[Data about app and page elements]
━━━━━━

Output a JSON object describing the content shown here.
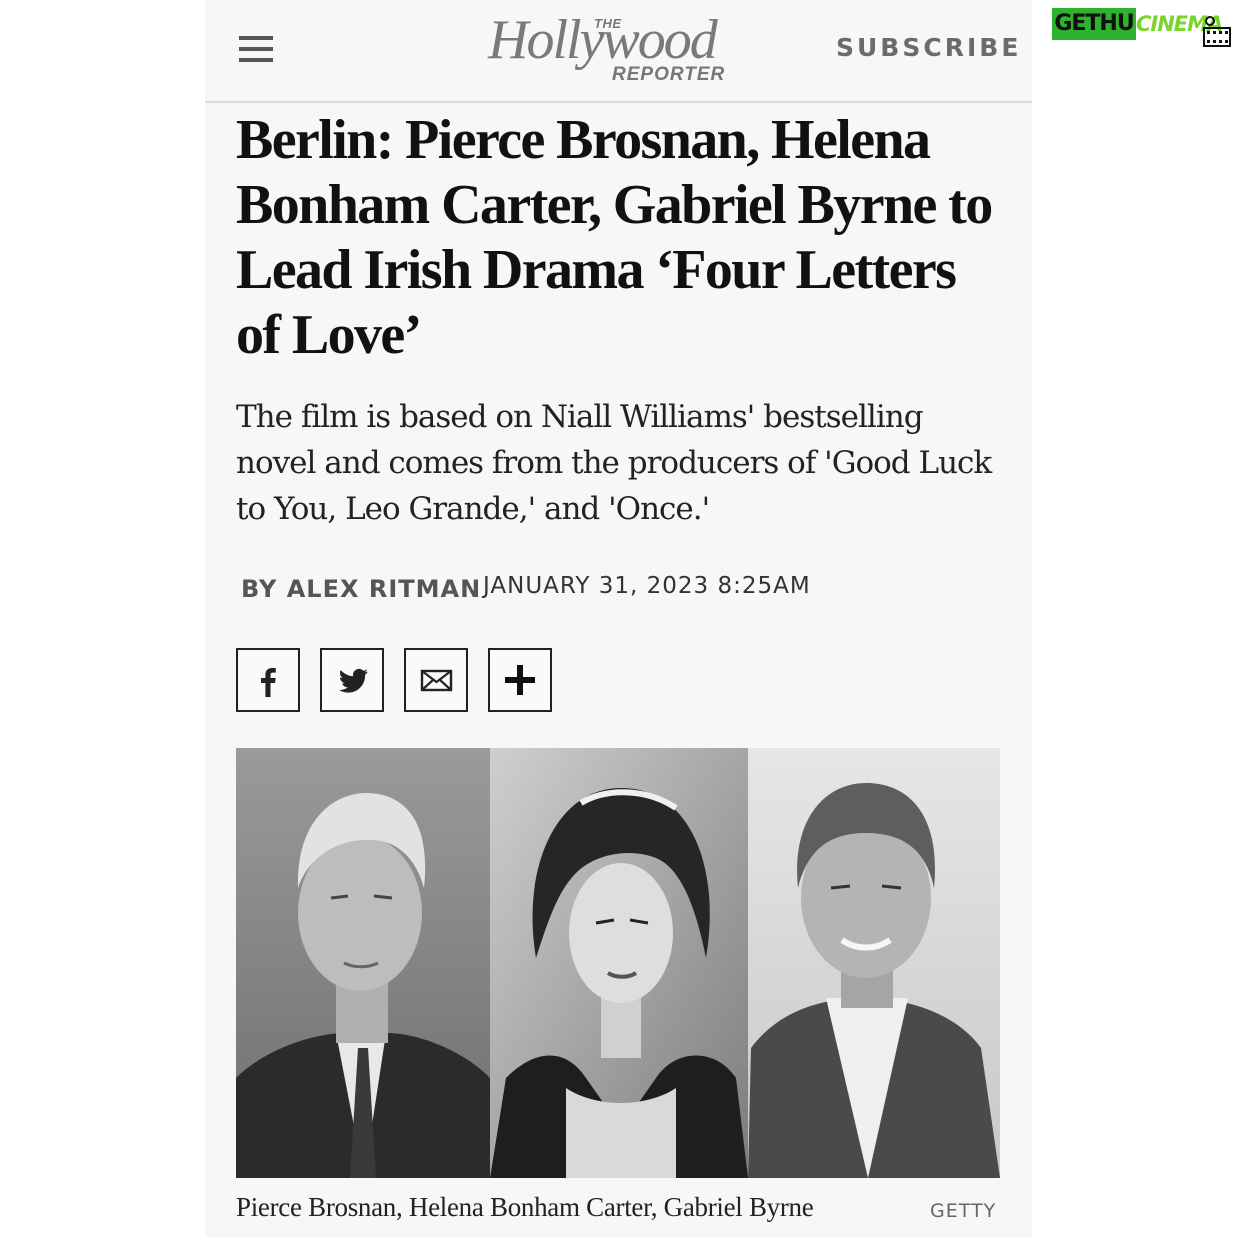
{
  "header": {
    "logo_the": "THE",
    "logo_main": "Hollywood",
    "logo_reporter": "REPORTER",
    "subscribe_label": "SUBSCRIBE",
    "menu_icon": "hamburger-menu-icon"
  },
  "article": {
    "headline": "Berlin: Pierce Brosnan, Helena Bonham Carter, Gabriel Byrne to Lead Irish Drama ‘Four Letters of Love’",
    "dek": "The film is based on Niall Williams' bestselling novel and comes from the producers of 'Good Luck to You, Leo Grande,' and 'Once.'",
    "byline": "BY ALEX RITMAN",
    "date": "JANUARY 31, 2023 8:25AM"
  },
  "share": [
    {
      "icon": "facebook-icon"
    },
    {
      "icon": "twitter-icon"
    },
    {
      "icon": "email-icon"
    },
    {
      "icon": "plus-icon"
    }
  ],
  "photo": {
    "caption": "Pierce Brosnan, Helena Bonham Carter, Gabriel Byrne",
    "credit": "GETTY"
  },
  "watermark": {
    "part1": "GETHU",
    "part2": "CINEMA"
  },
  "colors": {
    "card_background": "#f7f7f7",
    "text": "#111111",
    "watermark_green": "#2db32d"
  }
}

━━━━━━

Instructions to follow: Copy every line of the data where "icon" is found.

Answer space:
    "menu_icon": "hamburger-menu-icon"
      "icon": "facebook-icon"
      "icon": "twitter-icon"
      "icon": "email-icon"
      "icon": "plus-icon"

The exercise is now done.